## WORK ITEM
Determine how many lines of the data below contain "JSON", then give only that number.

## Saved entries
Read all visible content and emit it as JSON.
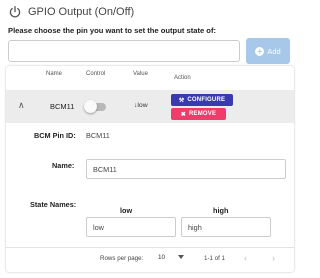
{
  "header": {
    "title": "GPIO Output (On/Off)",
    "icon": "power-icon"
  },
  "prompt": "Please choose the pin you want to set the output state of:",
  "add_button": {
    "label": "Add",
    "icon": "plus-circle-icon",
    "color": "#a7c8e8"
  },
  "table": {
    "columns": [
      "Name",
      "Control",
      "Value",
      "Action"
    ],
    "row": {
      "name": "BCM11",
      "value": "low",
      "value_icon": "arrow-down-icon",
      "toggle_on": false,
      "configure_label": "CONFIGURE",
      "configure_color": "#3a3ab0",
      "remove_label": "REMOVE",
      "remove_color": "#f03c6a"
    }
  },
  "details": {
    "pin_id_label": "BCM Pin ID:",
    "pin_id_value": "BCM11",
    "name_label": "Name:",
    "name_value": "BCM11",
    "state_names_label": "State Names:",
    "low_header": "low",
    "high_header": "high",
    "low_value": "low",
    "high_value": "high"
  },
  "footer": {
    "rows_per_page_label": "Rows per page:",
    "rows_per_page_value": "10",
    "range": "1-1 of 1"
  }
}
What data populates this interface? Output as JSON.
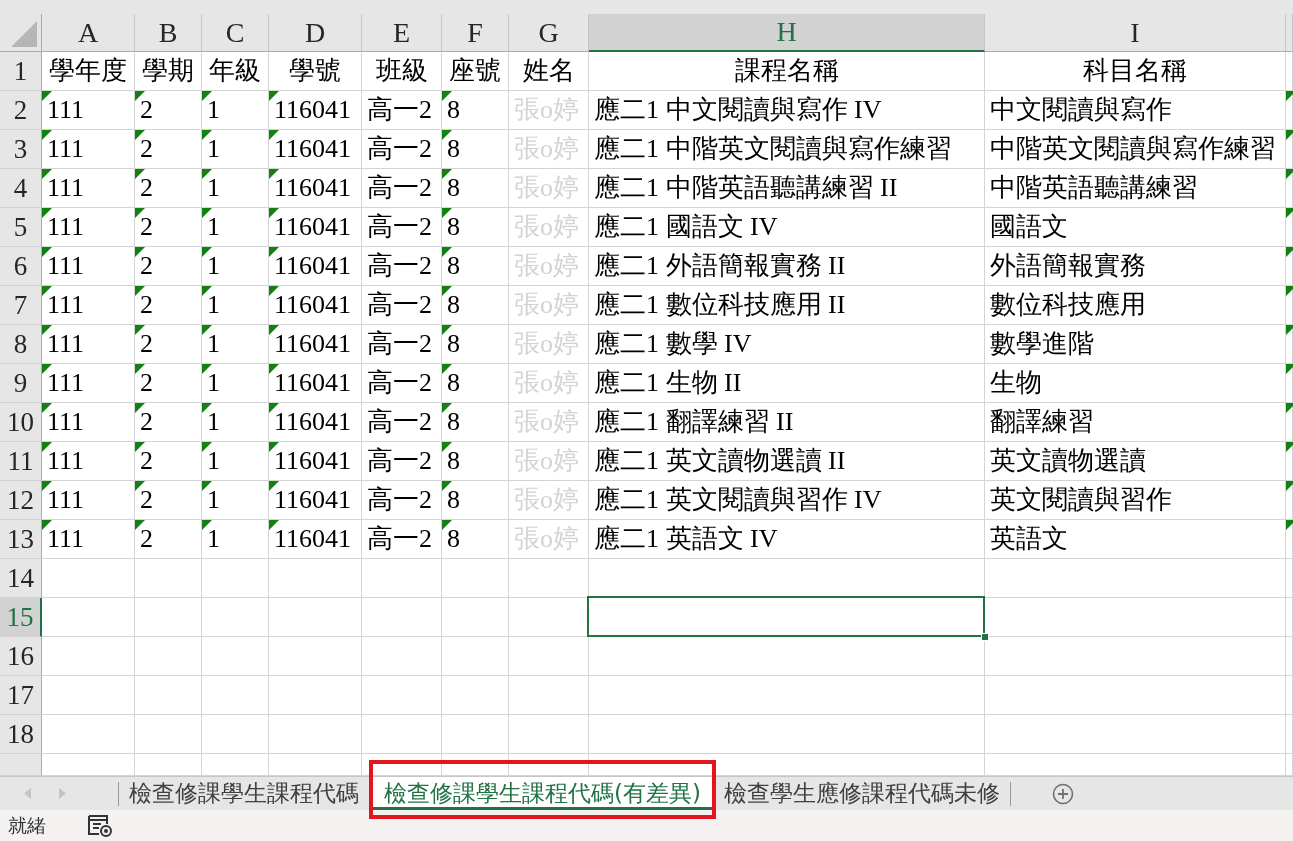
{
  "columns": [
    {
      "letter": "A",
      "selected": false,
      "flagged": true,
      "faded": false
    },
    {
      "letter": "B",
      "selected": false,
      "flagged": true,
      "faded": false
    },
    {
      "letter": "C",
      "selected": false,
      "flagged": true,
      "faded": false
    },
    {
      "letter": "D",
      "selected": false,
      "flagged": true,
      "faded": false
    },
    {
      "letter": "E",
      "selected": false,
      "flagged": false,
      "faded": false
    },
    {
      "letter": "F",
      "selected": false,
      "flagged": true,
      "faded": false
    },
    {
      "letter": "G",
      "selected": false,
      "flagged": false,
      "faded": true
    },
    {
      "letter": "H",
      "selected": true,
      "flagged": false,
      "faded": false
    },
    {
      "letter": "I",
      "selected": false,
      "flagged": false,
      "faded": false
    },
    {
      "selected": false,
      "flagged": true,
      "faded": false
    }
  ],
  "header_row": {
    "number": "1",
    "selected": false,
    "cells": [
      "學年度",
      "學期",
      "年級",
      "學號",
      "班級",
      "座號",
      "姓名",
      "課程名稱",
      "科目名稱"
    ]
  },
  "rows": [
    {
      "number": "2",
      "selected": false,
      "cells": [
        "111",
        "2",
        "1",
        "116041",
        "高一2",
        "8",
        "張o婷",
        "應二1 中文閱讀與寫作 IV",
        "中文閱讀與寫作"
      ]
    },
    {
      "number": "3",
      "selected": false,
      "cells": [
        "111",
        "2",
        "1",
        "116041",
        "高一2",
        "8",
        "張o婷",
        "應二1 中階英文閱讀與寫作練習",
        "中階英文閱讀與寫作練習"
      ]
    },
    {
      "number": "4",
      "selected": false,
      "cells": [
        "111",
        "2",
        "1",
        "116041",
        "高一2",
        "8",
        "張o婷",
        "應二1 中階英語聽講練習 II",
        "中階英語聽講練習"
      ]
    },
    {
      "number": "5",
      "selected": false,
      "cells": [
        "111",
        "2",
        "1",
        "116041",
        "高一2",
        "8",
        "張o婷",
        "應二1 國語文 IV",
        "國語文"
      ]
    },
    {
      "number": "6",
      "selected": false,
      "cells": [
        "111",
        "2",
        "1",
        "116041",
        "高一2",
        "8",
        "張o婷",
        "應二1 外語簡報實務 II",
        "外語簡報實務"
      ]
    },
    {
      "number": "7",
      "selected": false,
      "cells": [
        "111",
        "2",
        "1",
        "116041",
        "高一2",
        "8",
        "張o婷",
        "應二1 數位科技應用 II",
        "數位科技應用"
      ]
    },
    {
      "number": "8",
      "selected": false,
      "cells": [
        "111",
        "2",
        "1",
        "116041",
        "高一2",
        "8",
        "張o婷",
        "應二1 數學 IV",
        "數學進階"
      ]
    },
    {
      "number": "9",
      "selected": false,
      "cells": [
        "111",
        "2",
        "1",
        "116041",
        "高一2",
        "8",
        "張o婷",
        "應二1 生物 II",
        "生物"
      ]
    },
    {
      "number": "10",
      "selected": false,
      "cells": [
        "111",
        "2",
        "1",
        "116041",
        "高一2",
        "8",
        "張o婷",
        "應二1 翻譯練習 II",
        "翻譯練習"
      ]
    },
    {
      "number": "11",
      "selected": false,
      "cells": [
        "111",
        "2",
        "1",
        "116041",
        "高一2",
        "8",
        "張o婷",
        "應二1 英文讀物選讀 II",
        "英文讀物選讀"
      ]
    },
    {
      "number": "12",
      "selected": false,
      "cells": [
        "111",
        "2",
        "1",
        "116041",
        "高一2",
        "8",
        "張o婷",
        "應二1 英文閱讀與習作 IV",
        "英文閱讀與習作"
      ]
    },
    {
      "number": "13",
      "selected": false,
      "cells": [
        "111",
        "2",
        "1",
        "116041",
        "高一2",
        "8",
        "張o婷",
        "應二1 英語文 IV",
        "英語文"
      ]
    },
    {
      "number": "14",
      "selected": false,
      "cells": []
    },
    {
      "number": "15",
      "selected": true,
      "cells": []
    },
    {
      "number": "16",
      "selected": false,
      "cells": []
    },
    {
      "number": "17",
      "selected": false,
      "cells": []
    },
    {
      "number": "18",
      "selected": false,
      "cells": []
    }
  ],
  "tab_scroll": {
    "disabled": true
  },
  "sheet_tabs": [
    {
      "label": "檢查修課學生課程代碼",
      "selected": false,
      "highlighted": false
    },
    {
      "label": "檢查修課學生課程代碼(有差異)",
      "selected": true,
      "highlighted": true
    },
    {
      "label": "檢查學生應修課程代碼未修",
      "selected": false,
      "highlighted": false
    }
  ],
  "status_bar": {
    "text": "就緒"
  }
}
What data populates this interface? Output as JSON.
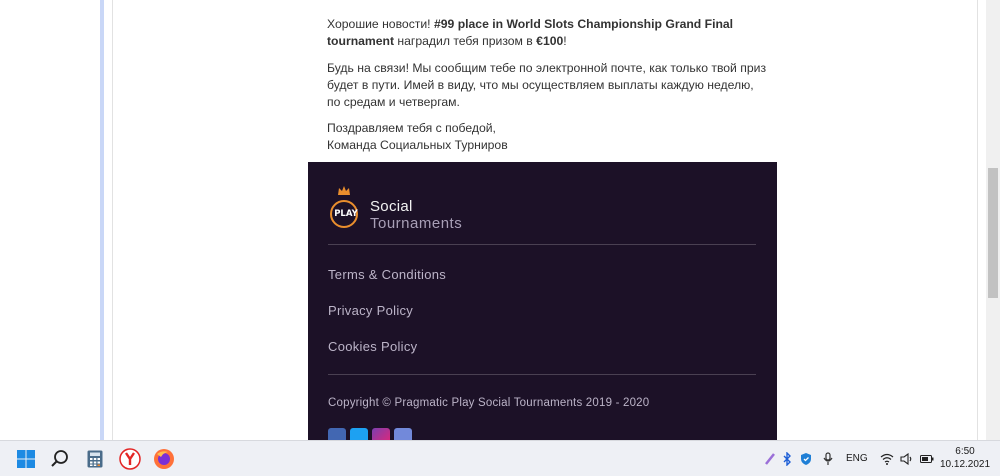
{
  "email": {
    "p1_pre": "Хорошие новости! ",
    "p1_bold": "#99 place in World Slots Championship Grand Final tournament",
    "p1_mid": " наградил тебя призом в ",
    "p1_prize": "€100",
    "p1_end": "!",
    "p2": "Будь на связи! Мы сообщим тебе по электронной почте, как только твой приз будет в пути. Имей в виду, что мы осуществляем выплаты каждую неделю, по средам и четвергам.",
    "p3_line1": "Поздравляем тебя с победой,",
    "p3_line2": "Команда Социальных Турниров"
  },
  "footer": {
    "logo_badge": "PLAY",
    "logo_line1": "Social",
    "logo_line2": "Tournaments",
    "links": [
      "Terms & Conditions",
      "Privacy Policy",
      "Cookies Policy"
    ],
    "copyright": "Copyright © Pragmatic Play Social Tournaments 2019 - 2020",
    "socials": [
      "facebook-icon",
      "twitter-icon",
      "instagram-icon",
      "discord-icon"
    ]
  },
  "taskbar": {
    "apps": [
      "windows-start-icon",
      "search-icon",
      "calculator-icon",
      "yandex-browser-icon",
      "firefox-icon"
    ],
    "language": "ENG",
    "time": "6:50",
    "date": "10.12.2021"
  },
  "colors": {
    "footer_bg": "#1c1127",
    "accent_orange": "#e98e2d",
    "link_color": "#bcb4c8"
  }
}
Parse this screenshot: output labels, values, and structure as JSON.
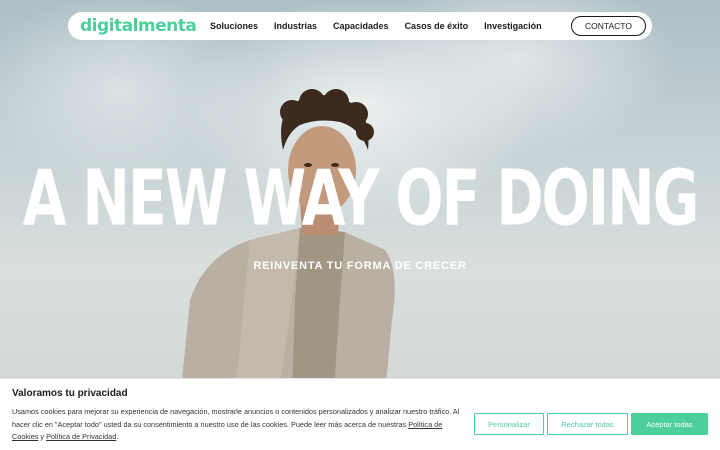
{
  "brand": {
    "logo_text": "digitalmenta",
    "accent_color": "#4ccf98"
  },
  "nav": {
    "items": [
      {
        "label": "Soluciones"
      },
      {
        "label": "Industrias"
      },
      {
        "label": "Capacidades"
      },
      {
        "label": "Casos de éxito"
      },
      {
        "label": "Investigación"
      }
    ],
    "contact_label": "CONTACTO"
  },
  "hero": {
    "headline": "A NEW WAY OF DOING",
    "subheadline": "REINVENTA TU FORMA DE CRECER"
  },
  "cookie_banner": {
    "title": "Valoramos tu privacidad",
    "text_part1": "Usamos cookies para mejorar su experiencia de navegación, mostrarle anuncios o contenidos personalizados y analizar nuestro tráfico. Al hacer clic en \"Aceptar todo\" usted da su consentimiento a nuestro uso de las cookies. Puede leer más acerca de nuestras ",
    "link_cookies": "Política de Cookies",
    "text_part2": " y ",
    "link_privacy": "Política de Privacidad",
    "text_part3": ".",
    "buttons": {
      "customize": "Personalizar",
      "reject": "Rechazar todas",
      "accept": "Aceptar todas"
    }
  }
}
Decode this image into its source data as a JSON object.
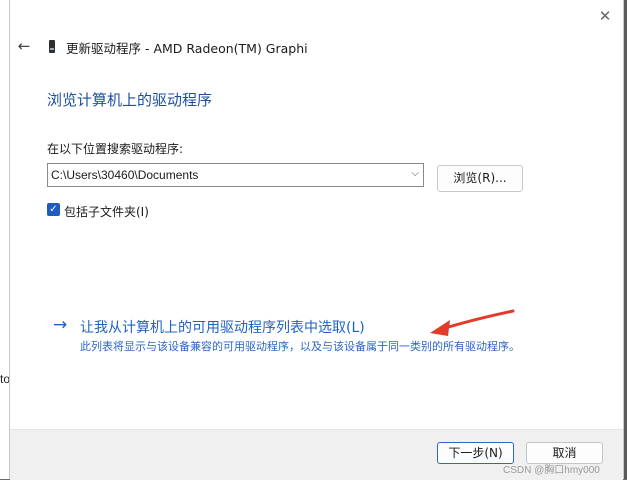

## SOLUTION TO THIS EXERCISE
5